A self-proclaimed Londoner at heart, my guard was up even as I dashed across the English Channel immediately after uni let out for Easter holidays, accompanied by a friend visiting from overseas. What happens when a diehard Londoner and New Yorker have a single day to tackle Paris, arguably the third star of a trifecta?
When there’s such limited time to soak up an endlessly sprawling city, there is only one viable option: wander with eyes wide open, eating everything in sight. And wandercrush we did. Like the boroughs of London or neighbourhoods of NYC, arrondissements grouped the city into areas of social, historical, economic, cultural niches. We were lucky enough to run into a Brooklyn native who scoped us out and warned us with an (admittedly accurate) assuming smile, “You’re in the Paris equivalent of the Upper West Side right now. Hop on the Métro Line 11 if you want to explore what you’d recognise as the Lower East Side.”
Every arterial street of Manhattan pulses with energy and purposeful bustling; London and Paris are a bit more meander-friendly, the latter even seeming deliberately slow-paced. At even the most packed cafés spilling out on to the sidewalk, reclined people-watchers are perched quietly with their towering croque madames. The baguettes are chewier, the butter is richer, and everything tells you to savour smaller quantities over longer amounts of time.
Denizens of major international city centres tend to get a bad rap, but in my experience it’s largely undeserved.

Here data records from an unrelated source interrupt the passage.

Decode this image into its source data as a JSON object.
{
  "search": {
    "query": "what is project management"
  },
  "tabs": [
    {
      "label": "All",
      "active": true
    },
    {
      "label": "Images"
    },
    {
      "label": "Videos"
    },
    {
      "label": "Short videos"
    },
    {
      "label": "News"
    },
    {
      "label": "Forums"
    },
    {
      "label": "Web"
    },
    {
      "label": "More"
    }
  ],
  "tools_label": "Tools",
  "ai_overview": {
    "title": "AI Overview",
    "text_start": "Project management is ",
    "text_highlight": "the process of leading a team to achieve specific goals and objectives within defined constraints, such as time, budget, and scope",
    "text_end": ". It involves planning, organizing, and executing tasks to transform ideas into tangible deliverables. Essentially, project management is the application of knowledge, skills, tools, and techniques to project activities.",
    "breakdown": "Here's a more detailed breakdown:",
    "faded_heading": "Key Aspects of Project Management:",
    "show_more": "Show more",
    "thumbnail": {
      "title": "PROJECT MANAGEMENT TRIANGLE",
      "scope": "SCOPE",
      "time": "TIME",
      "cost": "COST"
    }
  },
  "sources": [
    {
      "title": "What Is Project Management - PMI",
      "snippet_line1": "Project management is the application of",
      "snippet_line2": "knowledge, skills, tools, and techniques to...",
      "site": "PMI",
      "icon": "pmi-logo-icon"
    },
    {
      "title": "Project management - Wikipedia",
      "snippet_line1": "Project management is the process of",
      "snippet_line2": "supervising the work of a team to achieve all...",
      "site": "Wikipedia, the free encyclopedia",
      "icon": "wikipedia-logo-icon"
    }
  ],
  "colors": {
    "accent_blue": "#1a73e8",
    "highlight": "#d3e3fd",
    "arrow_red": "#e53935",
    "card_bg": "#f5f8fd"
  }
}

New Yorkers can be rough around the edges as a result of delighting in the charming grime of their city streets, but in almost every case, they’ll go out of their way to lend a hand or strike up unnecessary conversation. Londoners may seem awkward shuffling through their daily commute on the Tube within carefully maintained bubbles of personal space, but approach anyone for help and see if it isn’t instantly received with a jolly Cockney twang; just walk into a local pub. Likewise, Parisians are as lovely as good-natured human beings generally are anywhere in the world—don’t be thrown off by the intimidating nasal vowels.
And oh, the architecture is strikingly grand. Postcard-worthy landmarks and nondescriptly winding alleyways are equally and undeniably pretty; I can finally see how a whole city is categorised as “romantic”, which is an adjective I’d only ever associated with cheesy Valentines and 18th century oil paintings. Flowers are more flamboyantly fragrant and balconies are twisted into wrought-iron intricacies. I wonder if it’s just a bit too untouchably chic for a girl like me…even the stunning pink radish piles Marché d’Aligre and Marché Bastille had more class packed into one bulb.
With a happy stomach full of good soft cheese, I will readily gaze upon the intricate little cakes lining each patisserie window and the groomed river Seine in the City of Light that so rightfully earned its name… even so, I’m giddy to spend the rest of my holiday back home across the Channel, where the murky Thames has a fraction of the twinkle but all the bankside charm and ado of London on the cusp of early summer.
Fromage Blanc with Ginger Rhubarb Compote
- ½ kg rhubarb stalks, chopped
- 3cm fresh ginger, grated
- ½ cup honey
- ½ lemon, juice of
- 500g fromage blanc (can substitute quark or greek yogurt)
To make compote, combine all ingredients in a saucepan and heat over medium until the honey thins out and the rhubarb softens. Lower heat and simmer for 5-10 minutes, stirring occasionally until thickened.
Refrigerate for a few hours to chill thoroughly before serving over fromage blanc.